British Airways lost my luggage for six days. I deserve full compensation.

By | February 10th, 2017

Susan Spiewak had the not-uncommon experience of having her delayed baggage fail to follow her properly on a recent trip to the British Isles. Fortunately British Airways did not lose the luggage. It only failed to forward it properly in advance per her itinerary, despite many wasted minutes on the phone.

Question: I would like to make contact with someone higher up in the British Airways (BA) organization concerning the loss of my luggage lost for six days in the British Isles. Not only was that experience completely unsatisfactory (waiting on hold endlessly each day to update my current location and then having it delivered to the wrong city), but the airline lost the form receipts for purchases made during that time.

After my return to the U.S., I emailed a list of clothing and sundries needed during those six days, and have only been partially reimbursed. The request for reimbursement was $262, but reimbursement was $239. When I contacted British Airways about the discrepancy and mentioned the postage necessary to send them the original form, they sent a check for $9, and they still have not responded to my inquiry as to the $23 shortage. — Susan Spiewak, Green Valley, Ariz.

Answer: You certainly deserve compensation for expenses incurred from the loss of baggage, both under British Airways policies and an international agreement called the Montreal Convention. More on that later.


Our company contacts should provide most travelers with helpful information. Our recommendation: Start at the bottom with a brief, neutral summary of the issue followed by a clear request for resolution. If there is no reply within ten to 14 days, escalate to the next higher listing.

Related story:   When revenue-hungry airlines play "chicken" with passengers

The Montreal Convention is an agreement on airline responsibilities for international air travel. It requires airlines to fully compensate travelers for the cost of replacement items purchased until the baggage is delivered, with a $1,521 limit. But are you aware that most airlines will not reimburse the cost of undergarments or cosmetics?

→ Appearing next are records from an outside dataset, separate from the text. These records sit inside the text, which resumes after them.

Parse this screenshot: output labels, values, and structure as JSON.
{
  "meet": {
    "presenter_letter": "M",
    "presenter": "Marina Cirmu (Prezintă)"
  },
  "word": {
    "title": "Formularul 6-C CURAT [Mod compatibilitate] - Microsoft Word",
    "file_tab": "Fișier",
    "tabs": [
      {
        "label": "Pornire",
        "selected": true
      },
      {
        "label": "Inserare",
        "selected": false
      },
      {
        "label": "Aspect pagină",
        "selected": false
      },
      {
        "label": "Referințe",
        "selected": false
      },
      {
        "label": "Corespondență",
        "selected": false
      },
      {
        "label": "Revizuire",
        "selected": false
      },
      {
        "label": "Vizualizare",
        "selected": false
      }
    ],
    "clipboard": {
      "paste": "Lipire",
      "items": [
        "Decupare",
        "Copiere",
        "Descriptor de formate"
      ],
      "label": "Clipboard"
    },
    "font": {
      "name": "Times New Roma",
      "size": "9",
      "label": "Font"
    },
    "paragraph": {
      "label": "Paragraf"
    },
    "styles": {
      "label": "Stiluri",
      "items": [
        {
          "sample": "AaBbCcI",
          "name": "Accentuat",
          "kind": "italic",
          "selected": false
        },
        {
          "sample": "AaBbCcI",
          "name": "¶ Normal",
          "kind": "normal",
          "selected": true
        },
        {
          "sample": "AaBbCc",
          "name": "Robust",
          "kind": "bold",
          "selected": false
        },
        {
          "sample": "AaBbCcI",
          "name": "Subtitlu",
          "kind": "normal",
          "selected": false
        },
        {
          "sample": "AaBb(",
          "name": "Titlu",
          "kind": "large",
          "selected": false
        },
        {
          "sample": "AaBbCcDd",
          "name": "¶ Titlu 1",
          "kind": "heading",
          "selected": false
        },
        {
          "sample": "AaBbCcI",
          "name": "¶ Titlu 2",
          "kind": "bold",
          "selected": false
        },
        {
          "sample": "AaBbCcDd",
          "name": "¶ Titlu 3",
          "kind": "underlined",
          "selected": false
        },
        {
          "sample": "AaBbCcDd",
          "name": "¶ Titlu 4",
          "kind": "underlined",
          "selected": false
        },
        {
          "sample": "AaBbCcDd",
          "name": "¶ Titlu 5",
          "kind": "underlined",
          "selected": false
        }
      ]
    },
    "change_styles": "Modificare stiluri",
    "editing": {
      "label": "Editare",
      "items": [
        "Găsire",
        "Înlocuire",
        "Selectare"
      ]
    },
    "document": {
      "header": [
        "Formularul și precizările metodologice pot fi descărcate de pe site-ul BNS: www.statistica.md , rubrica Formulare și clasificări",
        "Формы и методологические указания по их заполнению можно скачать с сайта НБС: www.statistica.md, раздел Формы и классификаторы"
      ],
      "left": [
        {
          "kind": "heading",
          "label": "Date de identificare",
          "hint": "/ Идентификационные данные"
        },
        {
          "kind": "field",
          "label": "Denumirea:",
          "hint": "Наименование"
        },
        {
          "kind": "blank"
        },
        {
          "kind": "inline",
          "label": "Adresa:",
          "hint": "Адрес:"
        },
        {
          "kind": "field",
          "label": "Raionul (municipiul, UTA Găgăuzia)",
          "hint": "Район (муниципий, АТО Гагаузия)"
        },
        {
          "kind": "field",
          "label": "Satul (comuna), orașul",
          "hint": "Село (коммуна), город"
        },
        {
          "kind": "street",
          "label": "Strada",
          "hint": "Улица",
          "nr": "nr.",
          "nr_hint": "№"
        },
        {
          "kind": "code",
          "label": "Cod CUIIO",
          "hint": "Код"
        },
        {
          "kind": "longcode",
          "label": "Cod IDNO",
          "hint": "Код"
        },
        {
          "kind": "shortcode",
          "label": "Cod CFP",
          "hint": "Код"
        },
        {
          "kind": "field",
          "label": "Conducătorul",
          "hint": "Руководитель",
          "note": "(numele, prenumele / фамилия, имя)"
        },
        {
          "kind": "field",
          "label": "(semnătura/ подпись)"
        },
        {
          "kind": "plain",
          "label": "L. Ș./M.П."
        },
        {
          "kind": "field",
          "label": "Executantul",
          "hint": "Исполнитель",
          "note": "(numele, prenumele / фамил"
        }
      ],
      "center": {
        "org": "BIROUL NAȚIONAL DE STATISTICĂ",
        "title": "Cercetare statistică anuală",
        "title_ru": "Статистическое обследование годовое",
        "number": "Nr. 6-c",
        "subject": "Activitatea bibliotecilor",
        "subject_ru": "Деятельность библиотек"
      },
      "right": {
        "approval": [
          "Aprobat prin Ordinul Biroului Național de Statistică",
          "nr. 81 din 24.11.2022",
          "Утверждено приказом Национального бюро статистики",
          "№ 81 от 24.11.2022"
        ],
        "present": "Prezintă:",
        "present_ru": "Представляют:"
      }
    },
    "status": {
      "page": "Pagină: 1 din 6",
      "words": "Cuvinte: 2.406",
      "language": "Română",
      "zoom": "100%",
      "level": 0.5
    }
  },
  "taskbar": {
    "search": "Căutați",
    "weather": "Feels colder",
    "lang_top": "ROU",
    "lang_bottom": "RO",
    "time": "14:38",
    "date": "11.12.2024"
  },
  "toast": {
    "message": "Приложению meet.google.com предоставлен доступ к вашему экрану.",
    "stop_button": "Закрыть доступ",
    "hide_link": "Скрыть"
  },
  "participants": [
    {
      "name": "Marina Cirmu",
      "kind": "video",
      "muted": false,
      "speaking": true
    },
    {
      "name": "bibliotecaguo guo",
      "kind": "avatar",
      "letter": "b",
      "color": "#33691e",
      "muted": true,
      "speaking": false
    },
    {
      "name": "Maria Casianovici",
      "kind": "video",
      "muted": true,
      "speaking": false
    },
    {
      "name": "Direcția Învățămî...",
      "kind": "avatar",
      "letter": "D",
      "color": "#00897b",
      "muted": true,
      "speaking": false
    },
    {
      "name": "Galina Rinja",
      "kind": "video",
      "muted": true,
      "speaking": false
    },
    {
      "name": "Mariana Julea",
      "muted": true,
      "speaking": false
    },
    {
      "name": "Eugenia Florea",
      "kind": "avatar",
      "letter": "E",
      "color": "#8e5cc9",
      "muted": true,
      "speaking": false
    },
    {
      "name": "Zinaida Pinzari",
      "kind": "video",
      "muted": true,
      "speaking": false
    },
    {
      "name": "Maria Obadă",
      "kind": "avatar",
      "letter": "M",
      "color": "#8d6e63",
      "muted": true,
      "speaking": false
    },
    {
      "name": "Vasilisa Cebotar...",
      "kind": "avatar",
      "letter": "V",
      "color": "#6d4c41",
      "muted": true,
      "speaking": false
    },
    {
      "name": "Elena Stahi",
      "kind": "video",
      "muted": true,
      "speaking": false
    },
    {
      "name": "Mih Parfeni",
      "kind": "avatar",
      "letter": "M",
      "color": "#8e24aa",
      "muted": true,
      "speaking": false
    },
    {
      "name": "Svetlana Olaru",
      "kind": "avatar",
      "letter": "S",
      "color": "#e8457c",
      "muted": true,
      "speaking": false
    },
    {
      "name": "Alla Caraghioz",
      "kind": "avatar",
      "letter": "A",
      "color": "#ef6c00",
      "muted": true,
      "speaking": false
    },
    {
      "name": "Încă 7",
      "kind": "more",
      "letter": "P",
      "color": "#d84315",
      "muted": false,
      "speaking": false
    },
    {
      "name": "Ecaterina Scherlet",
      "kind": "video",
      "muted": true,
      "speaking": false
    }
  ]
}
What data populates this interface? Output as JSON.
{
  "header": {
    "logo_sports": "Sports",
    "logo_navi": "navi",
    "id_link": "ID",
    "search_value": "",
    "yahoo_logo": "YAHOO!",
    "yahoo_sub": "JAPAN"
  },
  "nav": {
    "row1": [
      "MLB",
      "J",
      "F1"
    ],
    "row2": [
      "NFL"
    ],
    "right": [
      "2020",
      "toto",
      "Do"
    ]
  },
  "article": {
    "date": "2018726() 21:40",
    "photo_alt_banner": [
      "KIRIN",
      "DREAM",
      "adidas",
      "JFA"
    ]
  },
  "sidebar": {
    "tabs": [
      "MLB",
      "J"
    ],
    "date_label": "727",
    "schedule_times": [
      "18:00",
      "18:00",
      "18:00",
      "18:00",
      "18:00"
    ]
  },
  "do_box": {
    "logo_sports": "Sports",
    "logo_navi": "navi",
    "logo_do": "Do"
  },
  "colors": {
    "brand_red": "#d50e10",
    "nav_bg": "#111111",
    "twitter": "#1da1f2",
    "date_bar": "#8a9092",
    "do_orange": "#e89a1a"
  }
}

You mention that BA lost the receipts you submitted. We expect that you kept copies against this too-common occurrence. However, while you say an additional $23 is satisfactory, are you really owed more dollars or fewer? The valuation varies second-by-second because of volatility since the Brexit vote.

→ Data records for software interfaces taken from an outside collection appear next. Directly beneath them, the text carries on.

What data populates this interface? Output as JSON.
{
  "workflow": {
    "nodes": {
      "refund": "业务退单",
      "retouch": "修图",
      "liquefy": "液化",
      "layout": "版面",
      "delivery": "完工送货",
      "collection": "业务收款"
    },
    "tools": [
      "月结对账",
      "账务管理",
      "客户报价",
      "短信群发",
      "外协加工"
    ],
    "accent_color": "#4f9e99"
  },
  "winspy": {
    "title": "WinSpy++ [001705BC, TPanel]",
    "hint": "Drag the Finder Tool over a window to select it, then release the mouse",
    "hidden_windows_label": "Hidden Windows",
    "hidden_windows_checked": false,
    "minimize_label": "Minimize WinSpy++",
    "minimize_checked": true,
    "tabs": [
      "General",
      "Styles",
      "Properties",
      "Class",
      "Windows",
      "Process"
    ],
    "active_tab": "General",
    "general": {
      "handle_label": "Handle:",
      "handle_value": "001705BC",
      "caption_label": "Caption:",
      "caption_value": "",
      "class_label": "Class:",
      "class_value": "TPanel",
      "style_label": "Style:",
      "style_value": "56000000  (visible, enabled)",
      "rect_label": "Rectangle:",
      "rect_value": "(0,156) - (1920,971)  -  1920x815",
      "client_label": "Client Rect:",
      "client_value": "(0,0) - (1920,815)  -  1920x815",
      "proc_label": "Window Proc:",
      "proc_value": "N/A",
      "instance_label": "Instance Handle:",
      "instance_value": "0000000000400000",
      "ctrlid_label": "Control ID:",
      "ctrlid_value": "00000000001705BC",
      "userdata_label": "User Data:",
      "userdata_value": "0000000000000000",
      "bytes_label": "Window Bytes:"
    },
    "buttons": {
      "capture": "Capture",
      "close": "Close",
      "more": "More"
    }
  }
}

For additional information, our site lists scores of similar cases archived at our forum. And then there is How To Be The World’s Smartest Traveler by Chris Elliott. Seasoned airline employees anecdotally have run for coffee upon spotting the book, but those reports remain unconfirmed.

Your polite persistence paid off, and in her last message to British Airways you mentioned contacting our advocates.

“The following day I received an email confirming that the remaining $23 would be arriving in five business days,” you write. “Mentioning your column definitely got their attention.”



We want your feedback.Your opinion is important to us. Here's how you can share your thoughts:
  • Send us a letter to the editor. We'll publish your most thoughtful missives in our daily newsletter or in an upcoming post.
  • Leave a message on one of our social networks. We have an active Facebook page, a LinkedIn presence and a Twitter account. Every story on this site is posted on those channels. The conversation ranges from completely unmoderated (Twitter) to moderated (Facebook and LinkedIn).
  • Post a question to our help forums or ask our advocates for a hand through our assistance intake form. Please note that our help forum is not a place for debate. It's there primarily to assist readers with a consumer problem.
  • If you have a news tip or want to report an error or omission, you can email the site publisher directly. You may also contact the post's author directly. Contact information is in the author tagline.